WORK ORDER: Below you will find a set of lines. Repeat them all exactly.

_ _ _ _

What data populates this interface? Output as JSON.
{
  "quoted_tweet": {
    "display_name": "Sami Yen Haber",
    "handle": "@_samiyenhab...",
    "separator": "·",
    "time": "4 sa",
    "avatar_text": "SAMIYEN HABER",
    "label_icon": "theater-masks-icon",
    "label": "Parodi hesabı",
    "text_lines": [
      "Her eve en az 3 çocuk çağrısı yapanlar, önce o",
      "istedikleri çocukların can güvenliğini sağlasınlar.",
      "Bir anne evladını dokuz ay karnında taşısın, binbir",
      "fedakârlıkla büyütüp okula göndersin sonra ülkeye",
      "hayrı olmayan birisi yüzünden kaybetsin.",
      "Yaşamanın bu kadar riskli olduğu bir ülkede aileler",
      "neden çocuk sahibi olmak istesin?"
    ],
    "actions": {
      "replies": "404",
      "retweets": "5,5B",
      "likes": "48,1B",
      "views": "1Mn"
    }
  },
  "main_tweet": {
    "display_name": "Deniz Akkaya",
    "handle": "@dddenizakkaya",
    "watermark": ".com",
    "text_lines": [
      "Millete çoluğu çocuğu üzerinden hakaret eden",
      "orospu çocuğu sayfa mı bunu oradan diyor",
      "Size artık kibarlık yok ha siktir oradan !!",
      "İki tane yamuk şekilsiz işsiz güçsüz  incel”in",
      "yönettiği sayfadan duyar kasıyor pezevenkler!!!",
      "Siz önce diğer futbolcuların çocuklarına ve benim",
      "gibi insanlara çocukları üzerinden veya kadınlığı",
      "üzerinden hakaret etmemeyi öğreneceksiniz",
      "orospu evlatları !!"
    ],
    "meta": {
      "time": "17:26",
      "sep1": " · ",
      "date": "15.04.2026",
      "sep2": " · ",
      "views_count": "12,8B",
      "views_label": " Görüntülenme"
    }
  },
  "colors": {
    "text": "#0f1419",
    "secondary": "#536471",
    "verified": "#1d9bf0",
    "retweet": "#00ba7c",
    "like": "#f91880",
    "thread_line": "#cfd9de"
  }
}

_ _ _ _

RESULT OF THIS TASK:
What data populates this interface? Output as JSON.
{
  "quoted_tweet": {
    "display_name": "Sami Yen Haber",
    "handle": "@_samiyenhab...",
    "separator": "·",
    "time": "4 sa",
    "avatar_text": "SAMIYEN HABER",
    "label_icon": "theater-masks-icon",
    "label": "Parodi hesabı",
    "text_lines": [
      "Her eve en az 3 çocuk çağrısı yapanlar, önce o",
      "istedikleri çocukların can güvenliğini sağlasınlar.",
      "Bir anne evladını dokuz ay karnında taşısın, binbir",
      "fedakârlıkla büyütüp okula göndersin sonra ülkeye",
      "hayrı olmayan birisi yüzünden kaybetsin.",
      "Yaşamanın bu kadar riskli olduğu bir ülkede aileler",
      "neden çocuk sahibi olmak istesin?"
    ],
    "actions": {
      "replies": "404",
      "retweets": "5,5B",
      "likes": "48,1B",
      "views": "1Mn"
    }
  },
  "main_tweet": {
    "display_name": "Deniz Akkaya",
    "handle": "@dddenizakkaya",
    "watermark": ".com",
    "text_lines": [
      "Millete çoluğu çocuğu üzerinden hakaret eden",
      "orospu çocuğu sayfa mı bunu oradan diyor",
      "Size artık kibarlık yok ha siktir oradan !!",
      "İki tane yamuk şekilsiz işsiz güçsüz  incel”in",
      "yönettiği sayfadan duyar kasıyor pezevenkler!!!",
      "Siz önce diğer futbolcuların çocuklarına ve benim",
      "gibi insanlara çocukları üzerinden veya kadınlığı",
      "üzerinden hakaret etmemeyi öğreneceksiniz",
      "orospu evlatları !!"
    ],
    "meta": {
      "time": "17:26",
      "sep1": " · ",
      "date": "15.04.2026",
      "sep2": " · ",
      "views_count": "12,8B",
      "views_label": " Görüntülenme"
    }
  },
  "colors": {
    "text": "#0f1419",
    "secondary": "#536471",
    "verified": "#1d9bf0",
    "retweet": "#00ba7c",
    "like": "#f91880",
    "thread_line": "#cfd9de"
  }
}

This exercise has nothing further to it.